There were two more colleagues from Oslo that had papers at Lund: Victor Ghica presented his most interesting fieldwork at the Eastern Desert focusing on the “Anchoretic and semi-anchoretic settlements in Wadi ‘Araba and the Gallala mountains: Results of IFAO’s surveys and excavations”. His paper was of special interest to me, given both some paleographic similarities with Nubian material that I think are worthy of further investigation, and the possibility to see parallels in the reuse of ancient sites (especially quarries, see HERE) for medieval epigraphic activities; as well as to professor Samuel Rubenson who announced the publication of the recent excavations at Saint Anthony’s monastery, an announcement which caused excitement to all, but especially to Victor!
Note: Victor Ghica is from Romania and he was not the only one originating from that country: Dan Batovici also came to Lund to attend our conference and it was a pleasure meeting him! A third Romanian should be mentioned here: Alin Suciu, who is very well known to both circles of Coptologists, manuscript specialists and fans of the blog world, was mentioned at least twice these two days, because he has been very helpful both for my work and for the work of Christian Bull with which I will close the present entry and announce one of the coming blog posts to appear here. Before that, let me just add that the reference in my talk on Thursday to his contribution to the identification of the texts in the Coptic manuscripts from Wizz gave me also the opportunity to wish him publicly for his birthday on the 19th of May!

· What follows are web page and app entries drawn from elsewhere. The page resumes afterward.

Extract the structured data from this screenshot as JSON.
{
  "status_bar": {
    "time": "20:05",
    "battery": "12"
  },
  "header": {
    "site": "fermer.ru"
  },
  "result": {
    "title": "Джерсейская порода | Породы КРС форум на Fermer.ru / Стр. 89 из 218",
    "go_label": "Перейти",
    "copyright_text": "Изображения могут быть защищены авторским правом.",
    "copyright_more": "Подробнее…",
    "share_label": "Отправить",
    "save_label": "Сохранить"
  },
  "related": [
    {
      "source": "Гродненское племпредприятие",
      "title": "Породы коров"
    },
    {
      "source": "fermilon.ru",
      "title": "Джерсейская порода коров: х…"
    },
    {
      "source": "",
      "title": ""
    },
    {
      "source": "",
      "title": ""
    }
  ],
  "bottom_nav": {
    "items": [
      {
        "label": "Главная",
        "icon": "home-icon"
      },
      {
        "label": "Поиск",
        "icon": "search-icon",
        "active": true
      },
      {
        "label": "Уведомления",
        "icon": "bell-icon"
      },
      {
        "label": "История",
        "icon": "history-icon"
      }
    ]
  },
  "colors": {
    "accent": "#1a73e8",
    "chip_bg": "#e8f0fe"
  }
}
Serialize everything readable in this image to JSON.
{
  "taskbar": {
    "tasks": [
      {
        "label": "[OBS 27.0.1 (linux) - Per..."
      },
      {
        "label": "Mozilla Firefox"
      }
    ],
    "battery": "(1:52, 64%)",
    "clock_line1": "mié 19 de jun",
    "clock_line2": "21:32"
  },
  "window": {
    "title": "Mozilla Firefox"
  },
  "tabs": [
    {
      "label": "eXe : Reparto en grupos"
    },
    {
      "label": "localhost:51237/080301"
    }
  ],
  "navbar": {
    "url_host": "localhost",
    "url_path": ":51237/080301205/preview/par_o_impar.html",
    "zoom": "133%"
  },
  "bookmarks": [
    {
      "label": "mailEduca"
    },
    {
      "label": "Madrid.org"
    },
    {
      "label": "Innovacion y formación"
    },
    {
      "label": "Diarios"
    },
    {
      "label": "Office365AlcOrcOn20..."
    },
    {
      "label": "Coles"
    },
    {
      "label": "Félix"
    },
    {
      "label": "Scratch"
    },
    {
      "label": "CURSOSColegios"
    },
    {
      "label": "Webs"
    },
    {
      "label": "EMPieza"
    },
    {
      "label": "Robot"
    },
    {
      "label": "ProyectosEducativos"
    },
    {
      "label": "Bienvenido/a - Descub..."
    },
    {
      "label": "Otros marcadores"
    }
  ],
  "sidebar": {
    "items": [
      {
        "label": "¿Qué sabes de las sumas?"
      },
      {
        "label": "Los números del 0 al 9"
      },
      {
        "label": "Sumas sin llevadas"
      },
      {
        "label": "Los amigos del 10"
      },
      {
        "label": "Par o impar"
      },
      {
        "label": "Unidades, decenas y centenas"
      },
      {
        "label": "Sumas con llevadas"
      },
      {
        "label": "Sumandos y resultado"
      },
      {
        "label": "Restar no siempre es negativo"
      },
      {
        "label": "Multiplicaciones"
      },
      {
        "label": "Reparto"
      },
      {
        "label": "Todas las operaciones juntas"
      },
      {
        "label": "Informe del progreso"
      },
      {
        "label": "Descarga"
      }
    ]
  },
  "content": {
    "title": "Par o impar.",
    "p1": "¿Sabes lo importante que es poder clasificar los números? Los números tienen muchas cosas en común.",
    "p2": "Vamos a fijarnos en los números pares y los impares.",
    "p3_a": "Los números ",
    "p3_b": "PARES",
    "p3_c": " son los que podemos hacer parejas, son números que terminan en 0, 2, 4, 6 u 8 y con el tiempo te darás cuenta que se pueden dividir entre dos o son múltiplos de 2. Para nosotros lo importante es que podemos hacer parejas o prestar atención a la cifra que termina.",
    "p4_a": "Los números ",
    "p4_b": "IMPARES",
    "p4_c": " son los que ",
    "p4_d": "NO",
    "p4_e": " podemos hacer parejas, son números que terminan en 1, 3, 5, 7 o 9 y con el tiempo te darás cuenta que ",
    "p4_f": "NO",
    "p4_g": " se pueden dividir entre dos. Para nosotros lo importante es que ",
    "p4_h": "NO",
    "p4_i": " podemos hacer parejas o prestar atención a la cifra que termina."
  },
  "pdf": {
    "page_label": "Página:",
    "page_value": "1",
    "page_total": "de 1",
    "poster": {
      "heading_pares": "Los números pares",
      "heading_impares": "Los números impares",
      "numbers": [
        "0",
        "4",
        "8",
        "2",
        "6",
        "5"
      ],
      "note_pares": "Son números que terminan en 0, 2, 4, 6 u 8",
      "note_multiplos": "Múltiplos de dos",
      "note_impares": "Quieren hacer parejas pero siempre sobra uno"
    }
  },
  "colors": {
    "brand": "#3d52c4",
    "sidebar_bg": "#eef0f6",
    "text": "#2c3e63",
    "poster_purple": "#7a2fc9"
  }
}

So to conclude, Christian Bull presented his ongoing research on “The Anchoratus of Epiphanius of Salamis in Coptic Translation” underlining the importance of revisiting the Coptic traditions of patristic works for gaining insights into the works’ significance for both the Nile Valley and Eastern Christianity. Christian also referred to our collaboration on the republishing of the Coptic Vita Epiphanii, for which we will be traveling on Sunday to Turin, where the manuscript is kept. For insights from that visit, that will be followed by a seminar of the Phanes network in Rome on “Hagiographies and Biographies”, just stay tuned…